»»
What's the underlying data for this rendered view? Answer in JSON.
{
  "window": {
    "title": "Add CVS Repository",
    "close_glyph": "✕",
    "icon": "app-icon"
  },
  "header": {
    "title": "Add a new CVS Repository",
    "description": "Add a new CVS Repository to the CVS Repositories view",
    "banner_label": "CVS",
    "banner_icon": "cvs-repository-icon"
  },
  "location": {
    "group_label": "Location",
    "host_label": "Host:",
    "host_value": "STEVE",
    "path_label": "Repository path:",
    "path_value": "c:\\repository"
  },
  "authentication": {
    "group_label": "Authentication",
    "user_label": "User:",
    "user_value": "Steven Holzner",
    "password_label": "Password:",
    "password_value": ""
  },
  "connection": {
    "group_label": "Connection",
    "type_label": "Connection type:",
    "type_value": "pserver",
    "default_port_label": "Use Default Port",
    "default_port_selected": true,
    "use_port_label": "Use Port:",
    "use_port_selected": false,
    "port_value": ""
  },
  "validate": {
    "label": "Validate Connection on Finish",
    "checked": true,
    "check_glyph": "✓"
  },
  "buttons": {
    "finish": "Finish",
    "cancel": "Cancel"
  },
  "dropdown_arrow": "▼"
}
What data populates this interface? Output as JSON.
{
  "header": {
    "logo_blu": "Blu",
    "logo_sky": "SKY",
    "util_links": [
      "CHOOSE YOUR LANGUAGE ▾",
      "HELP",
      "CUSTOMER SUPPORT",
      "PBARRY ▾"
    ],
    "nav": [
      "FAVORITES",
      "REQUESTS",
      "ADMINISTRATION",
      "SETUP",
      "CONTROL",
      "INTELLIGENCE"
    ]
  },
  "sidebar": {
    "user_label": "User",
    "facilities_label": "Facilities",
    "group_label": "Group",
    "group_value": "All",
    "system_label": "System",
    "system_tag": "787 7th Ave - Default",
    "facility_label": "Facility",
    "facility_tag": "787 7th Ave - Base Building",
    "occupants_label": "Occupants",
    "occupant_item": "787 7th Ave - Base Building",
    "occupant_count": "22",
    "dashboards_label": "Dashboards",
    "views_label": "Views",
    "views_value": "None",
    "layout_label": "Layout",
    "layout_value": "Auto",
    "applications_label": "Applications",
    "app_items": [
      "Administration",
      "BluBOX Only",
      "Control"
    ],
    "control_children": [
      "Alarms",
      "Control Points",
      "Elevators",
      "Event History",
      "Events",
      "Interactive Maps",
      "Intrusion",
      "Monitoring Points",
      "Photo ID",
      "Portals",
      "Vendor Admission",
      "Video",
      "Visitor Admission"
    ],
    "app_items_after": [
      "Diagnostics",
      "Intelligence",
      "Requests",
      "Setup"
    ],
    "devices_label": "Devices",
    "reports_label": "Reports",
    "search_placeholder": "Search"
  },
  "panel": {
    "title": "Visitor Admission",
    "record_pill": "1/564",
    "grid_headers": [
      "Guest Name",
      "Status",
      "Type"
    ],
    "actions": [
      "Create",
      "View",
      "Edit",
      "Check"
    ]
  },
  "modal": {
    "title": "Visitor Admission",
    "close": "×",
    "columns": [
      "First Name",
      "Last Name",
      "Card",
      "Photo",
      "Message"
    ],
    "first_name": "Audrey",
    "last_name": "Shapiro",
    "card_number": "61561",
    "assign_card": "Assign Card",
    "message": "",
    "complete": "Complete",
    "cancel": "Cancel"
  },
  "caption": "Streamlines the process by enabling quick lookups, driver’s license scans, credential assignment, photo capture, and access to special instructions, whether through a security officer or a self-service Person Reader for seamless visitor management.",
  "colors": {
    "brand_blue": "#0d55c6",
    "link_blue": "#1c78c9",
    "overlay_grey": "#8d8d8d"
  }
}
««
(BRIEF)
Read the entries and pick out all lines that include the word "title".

(RESULT OF THE EXERCISE)
    "title": "Add CVS Repository",
    "title": "Add a new CVS Repository",
    "title": "Visitor Admission",
    "title": "Visitor Admission",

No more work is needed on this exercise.